Back in France in 1948, senior researcher at the CNRS, associate director of the Musée de l’Homme, he defended his thesis in 1949 on Les structures élémentaires de la parenté [The Elementary Structures of Kinship] (one of his major works, as La pensée sauvage [The Savage Mind] would be in 1962). In 1958 the first volume of L’anthropologie structurale [Structural Anthropology] appeared in Éditions Plon, after having first been rejected by Gallimard on the grounds that the author’s thinking was “not yet mature enough”! The second volume appeared in 1973. “The nature of truth is already indicated by the care it takes to remain elusive”; it was on the basis of this axiom that Claude Levi-Strauss, true founder of structural thought in the field of anthropology, developed a method of analysis, aimed at analyzing the relatives relationships and myths among primitive society which takes inspiration from linguistics methods.
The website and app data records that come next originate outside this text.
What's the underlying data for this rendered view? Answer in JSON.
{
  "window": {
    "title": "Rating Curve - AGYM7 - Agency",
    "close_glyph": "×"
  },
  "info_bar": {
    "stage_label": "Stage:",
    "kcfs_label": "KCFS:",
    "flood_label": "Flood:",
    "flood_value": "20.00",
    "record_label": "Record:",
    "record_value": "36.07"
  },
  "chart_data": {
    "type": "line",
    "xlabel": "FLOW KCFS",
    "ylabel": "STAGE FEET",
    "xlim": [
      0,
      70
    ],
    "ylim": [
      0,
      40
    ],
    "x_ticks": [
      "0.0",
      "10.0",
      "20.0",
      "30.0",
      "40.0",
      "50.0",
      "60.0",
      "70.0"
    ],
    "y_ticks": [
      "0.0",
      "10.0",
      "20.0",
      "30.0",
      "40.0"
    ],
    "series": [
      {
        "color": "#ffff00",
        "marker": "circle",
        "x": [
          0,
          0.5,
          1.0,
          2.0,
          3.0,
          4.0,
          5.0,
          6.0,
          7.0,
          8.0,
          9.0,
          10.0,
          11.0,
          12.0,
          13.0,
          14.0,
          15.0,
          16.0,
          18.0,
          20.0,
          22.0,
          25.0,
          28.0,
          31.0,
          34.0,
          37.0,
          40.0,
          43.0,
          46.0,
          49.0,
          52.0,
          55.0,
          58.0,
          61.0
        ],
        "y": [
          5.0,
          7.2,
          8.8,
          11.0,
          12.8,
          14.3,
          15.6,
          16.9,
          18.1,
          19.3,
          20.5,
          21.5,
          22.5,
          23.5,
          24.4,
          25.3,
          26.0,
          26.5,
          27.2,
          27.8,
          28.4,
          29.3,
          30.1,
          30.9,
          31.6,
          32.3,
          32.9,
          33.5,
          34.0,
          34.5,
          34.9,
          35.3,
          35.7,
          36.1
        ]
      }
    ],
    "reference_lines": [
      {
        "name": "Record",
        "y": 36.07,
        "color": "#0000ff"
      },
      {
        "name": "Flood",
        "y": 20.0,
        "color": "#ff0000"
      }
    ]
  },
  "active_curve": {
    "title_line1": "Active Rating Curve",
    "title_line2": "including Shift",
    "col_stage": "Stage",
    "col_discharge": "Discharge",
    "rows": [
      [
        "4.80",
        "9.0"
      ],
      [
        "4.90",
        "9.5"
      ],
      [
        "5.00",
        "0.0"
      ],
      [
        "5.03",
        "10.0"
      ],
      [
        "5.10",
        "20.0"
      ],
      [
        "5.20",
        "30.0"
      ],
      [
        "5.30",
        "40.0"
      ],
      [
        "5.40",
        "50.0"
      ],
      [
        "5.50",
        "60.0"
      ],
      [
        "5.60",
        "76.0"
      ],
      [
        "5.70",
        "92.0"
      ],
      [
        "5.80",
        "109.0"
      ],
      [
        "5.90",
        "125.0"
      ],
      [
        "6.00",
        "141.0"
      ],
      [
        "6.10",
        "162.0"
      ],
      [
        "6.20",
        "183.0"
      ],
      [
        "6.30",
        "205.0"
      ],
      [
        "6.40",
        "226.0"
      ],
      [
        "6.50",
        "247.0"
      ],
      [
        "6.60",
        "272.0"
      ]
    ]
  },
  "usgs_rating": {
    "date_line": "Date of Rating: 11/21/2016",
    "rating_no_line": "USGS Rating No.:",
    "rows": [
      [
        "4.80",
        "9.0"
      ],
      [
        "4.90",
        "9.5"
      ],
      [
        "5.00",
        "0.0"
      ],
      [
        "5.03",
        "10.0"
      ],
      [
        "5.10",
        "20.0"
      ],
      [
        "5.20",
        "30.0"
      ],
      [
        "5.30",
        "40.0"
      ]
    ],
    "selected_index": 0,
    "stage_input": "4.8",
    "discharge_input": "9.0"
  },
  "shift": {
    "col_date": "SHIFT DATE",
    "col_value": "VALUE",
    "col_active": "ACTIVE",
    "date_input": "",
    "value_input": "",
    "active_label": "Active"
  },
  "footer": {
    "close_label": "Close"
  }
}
In 1959, Claude Lévi-Strauss was appointed to the chair of social anthropology at the Collège de France (a post he had been refused twice before), where he remained until his retirement in 1982 after founding in 1960 the Laboratory of Social Anthropology and in 1961 the French scientific review of anthropology L’Homme. The Collège de France considers that “no anthropologist has exerted (until his teaching) so great an intellectual influence touching every discipline that relates to man and his works”. In 1973 he was the first ethnologist elected to the Académie Française, to the chair of the writer Henry de Montherlant. The Académie paid tribute to him on the eve of his birthday which, according to its permanent secretary Hélène Carrère d’Encausse, was for it “a huge event and perhaps above all a family celebration”.
Reluctant to express himself in the media, Claude Lévi-Strauss has been careful not to make any comment on his reaching the age of one hundred. But in one of his very rare interviews, with Le Monde on the occasion of the Year of Brazil in France in 2005, he said “We are in a world to which already I no longer belong. The world I knew, the world I loved, had 1.5 billion inhabitants. The world today has six billion humans. It is no longer mine”.
Source : MAEE/DCP/Claudine Canetti/Nov 2009